issue). Sen. Chuck Schumer (D-NY) wanted the government to override
Bayer's patent, and Village Voice columnist Sharon Lerner suggested the
company should give Cipro away.
Interestingly, no one ever suggests that in war-time Boeing should build
military aircrafts for free. And yes, I know the cost of producing the
pills is cheap, but the price of pharmaceuticals isn't based on the cost
of their ingredients any more than the price Lerner is paid for her
columns is based on the cost of the paper and ink it takes to print
What's the lesson in all this for companies and for communicators? There
are a lot of people out there who don't have a life. Until they get one,
they're going to do all they can to make yours as miserable as
Many of them (and this is not a blanket condemnation of consumer
activists) are ultimately more interested in sniping at big business
than they are in public health and welfare.
The other lesson is that companies need to remember that business is not
a popularity contest, nor is PR - the latter is about building
relationships with key stakeholders. The aforementioned programs will do
just that - build long-term reputation capital for the companies despite
the sniping they have attracted in the short-term.
Paul Holmes has spent the past 15 years writing about the PR business

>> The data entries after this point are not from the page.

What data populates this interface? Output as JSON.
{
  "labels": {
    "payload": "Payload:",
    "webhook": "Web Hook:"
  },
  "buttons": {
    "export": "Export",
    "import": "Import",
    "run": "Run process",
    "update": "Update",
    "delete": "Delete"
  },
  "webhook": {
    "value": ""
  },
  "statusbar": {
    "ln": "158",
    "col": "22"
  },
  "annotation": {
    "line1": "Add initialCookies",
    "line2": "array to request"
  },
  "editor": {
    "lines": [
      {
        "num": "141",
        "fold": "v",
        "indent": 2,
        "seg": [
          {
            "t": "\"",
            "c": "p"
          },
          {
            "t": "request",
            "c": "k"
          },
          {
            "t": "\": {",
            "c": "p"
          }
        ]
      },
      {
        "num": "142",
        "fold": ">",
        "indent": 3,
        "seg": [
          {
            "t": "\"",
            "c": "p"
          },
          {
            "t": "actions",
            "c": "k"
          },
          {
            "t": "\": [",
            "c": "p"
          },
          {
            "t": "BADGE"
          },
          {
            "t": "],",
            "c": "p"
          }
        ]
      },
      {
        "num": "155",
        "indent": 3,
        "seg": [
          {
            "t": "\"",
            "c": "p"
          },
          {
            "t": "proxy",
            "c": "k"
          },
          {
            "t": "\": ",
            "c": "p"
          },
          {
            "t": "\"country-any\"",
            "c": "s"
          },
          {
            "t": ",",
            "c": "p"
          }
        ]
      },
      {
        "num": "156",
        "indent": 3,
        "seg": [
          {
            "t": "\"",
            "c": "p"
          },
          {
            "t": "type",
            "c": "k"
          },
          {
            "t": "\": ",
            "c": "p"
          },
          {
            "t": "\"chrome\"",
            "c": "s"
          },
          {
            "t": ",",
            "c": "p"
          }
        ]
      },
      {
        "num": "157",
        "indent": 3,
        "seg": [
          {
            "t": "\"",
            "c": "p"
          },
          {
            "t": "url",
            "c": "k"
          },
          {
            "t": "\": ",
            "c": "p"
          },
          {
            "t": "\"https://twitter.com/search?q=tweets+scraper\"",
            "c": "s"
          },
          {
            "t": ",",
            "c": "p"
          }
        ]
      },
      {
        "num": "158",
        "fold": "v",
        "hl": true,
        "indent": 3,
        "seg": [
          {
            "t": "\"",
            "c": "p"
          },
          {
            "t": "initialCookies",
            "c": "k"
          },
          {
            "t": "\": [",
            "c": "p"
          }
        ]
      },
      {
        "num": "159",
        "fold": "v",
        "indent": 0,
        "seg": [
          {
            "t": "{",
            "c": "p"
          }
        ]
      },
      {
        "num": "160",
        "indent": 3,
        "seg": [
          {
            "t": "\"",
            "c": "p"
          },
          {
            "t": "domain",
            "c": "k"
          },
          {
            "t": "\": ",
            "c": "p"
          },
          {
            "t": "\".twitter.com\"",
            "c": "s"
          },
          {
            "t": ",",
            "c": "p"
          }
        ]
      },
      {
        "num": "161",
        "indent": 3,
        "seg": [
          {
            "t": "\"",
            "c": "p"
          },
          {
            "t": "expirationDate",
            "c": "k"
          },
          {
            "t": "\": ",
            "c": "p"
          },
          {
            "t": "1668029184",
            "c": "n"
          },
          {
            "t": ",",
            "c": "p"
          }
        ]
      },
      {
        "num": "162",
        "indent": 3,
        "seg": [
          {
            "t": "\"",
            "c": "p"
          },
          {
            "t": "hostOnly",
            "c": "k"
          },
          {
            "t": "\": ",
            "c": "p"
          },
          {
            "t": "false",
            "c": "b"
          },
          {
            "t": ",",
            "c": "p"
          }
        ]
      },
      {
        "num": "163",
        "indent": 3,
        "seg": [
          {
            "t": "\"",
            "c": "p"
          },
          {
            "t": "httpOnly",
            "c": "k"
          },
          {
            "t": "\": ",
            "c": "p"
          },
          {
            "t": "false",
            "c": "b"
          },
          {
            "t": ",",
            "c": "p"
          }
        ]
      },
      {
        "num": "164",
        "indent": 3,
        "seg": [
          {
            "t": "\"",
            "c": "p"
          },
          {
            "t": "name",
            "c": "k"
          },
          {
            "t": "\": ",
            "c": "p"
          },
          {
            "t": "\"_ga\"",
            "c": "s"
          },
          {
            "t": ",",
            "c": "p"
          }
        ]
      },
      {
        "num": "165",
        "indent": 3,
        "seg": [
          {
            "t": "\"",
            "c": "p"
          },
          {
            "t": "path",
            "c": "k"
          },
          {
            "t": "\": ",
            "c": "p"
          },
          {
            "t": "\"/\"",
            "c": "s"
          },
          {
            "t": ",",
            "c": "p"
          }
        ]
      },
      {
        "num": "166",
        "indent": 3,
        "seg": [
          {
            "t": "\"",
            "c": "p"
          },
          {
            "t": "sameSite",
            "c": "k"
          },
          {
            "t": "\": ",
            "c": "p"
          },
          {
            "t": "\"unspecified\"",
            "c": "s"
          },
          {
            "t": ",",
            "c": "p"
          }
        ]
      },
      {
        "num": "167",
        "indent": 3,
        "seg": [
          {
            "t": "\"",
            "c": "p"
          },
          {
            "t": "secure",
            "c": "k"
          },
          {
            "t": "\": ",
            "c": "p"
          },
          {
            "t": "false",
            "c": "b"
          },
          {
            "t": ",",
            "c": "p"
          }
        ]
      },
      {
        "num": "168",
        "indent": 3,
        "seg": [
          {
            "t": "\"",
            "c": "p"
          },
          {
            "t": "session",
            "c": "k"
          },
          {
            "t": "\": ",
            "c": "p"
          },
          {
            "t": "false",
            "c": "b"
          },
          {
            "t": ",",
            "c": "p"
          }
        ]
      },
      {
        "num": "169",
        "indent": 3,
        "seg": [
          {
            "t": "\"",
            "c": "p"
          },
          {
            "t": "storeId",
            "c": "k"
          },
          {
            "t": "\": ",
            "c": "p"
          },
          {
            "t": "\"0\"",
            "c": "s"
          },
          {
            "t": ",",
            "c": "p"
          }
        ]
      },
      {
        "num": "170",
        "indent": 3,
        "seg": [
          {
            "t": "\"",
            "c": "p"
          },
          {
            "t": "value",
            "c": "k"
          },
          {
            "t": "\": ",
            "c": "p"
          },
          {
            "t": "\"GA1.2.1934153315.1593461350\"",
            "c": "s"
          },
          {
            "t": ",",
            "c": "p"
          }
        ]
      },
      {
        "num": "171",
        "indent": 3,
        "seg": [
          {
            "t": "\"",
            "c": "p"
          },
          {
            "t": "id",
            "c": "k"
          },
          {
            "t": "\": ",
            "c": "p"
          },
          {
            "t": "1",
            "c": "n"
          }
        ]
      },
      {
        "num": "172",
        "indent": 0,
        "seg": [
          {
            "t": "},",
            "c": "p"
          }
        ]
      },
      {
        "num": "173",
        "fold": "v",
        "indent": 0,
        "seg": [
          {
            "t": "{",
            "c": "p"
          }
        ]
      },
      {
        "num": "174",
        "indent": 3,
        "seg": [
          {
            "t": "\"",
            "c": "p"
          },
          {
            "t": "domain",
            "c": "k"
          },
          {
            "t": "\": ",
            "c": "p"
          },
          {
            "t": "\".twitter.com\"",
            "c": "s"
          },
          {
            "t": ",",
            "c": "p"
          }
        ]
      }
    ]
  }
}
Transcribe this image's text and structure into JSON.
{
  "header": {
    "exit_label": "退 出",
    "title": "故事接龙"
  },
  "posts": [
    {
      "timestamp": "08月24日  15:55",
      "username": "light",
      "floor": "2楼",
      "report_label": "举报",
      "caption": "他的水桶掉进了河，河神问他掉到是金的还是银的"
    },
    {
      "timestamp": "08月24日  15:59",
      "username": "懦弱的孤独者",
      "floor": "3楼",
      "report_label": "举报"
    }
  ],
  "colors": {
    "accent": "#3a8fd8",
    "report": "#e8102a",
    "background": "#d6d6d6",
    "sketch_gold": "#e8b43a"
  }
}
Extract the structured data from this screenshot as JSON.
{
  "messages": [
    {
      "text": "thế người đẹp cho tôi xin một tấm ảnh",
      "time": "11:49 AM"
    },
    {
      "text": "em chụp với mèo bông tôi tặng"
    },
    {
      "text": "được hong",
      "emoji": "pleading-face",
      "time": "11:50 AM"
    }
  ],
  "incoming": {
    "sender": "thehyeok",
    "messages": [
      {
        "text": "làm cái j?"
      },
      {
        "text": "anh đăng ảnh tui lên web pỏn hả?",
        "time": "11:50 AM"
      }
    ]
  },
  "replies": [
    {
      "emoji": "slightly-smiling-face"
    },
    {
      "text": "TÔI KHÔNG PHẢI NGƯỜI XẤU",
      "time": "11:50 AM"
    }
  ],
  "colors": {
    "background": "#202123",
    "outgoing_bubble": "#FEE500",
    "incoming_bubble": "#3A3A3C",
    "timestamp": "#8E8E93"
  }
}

for publications including PRWeek, Inside PR, and Reputation
He is currently president of The Holmes Group and editor of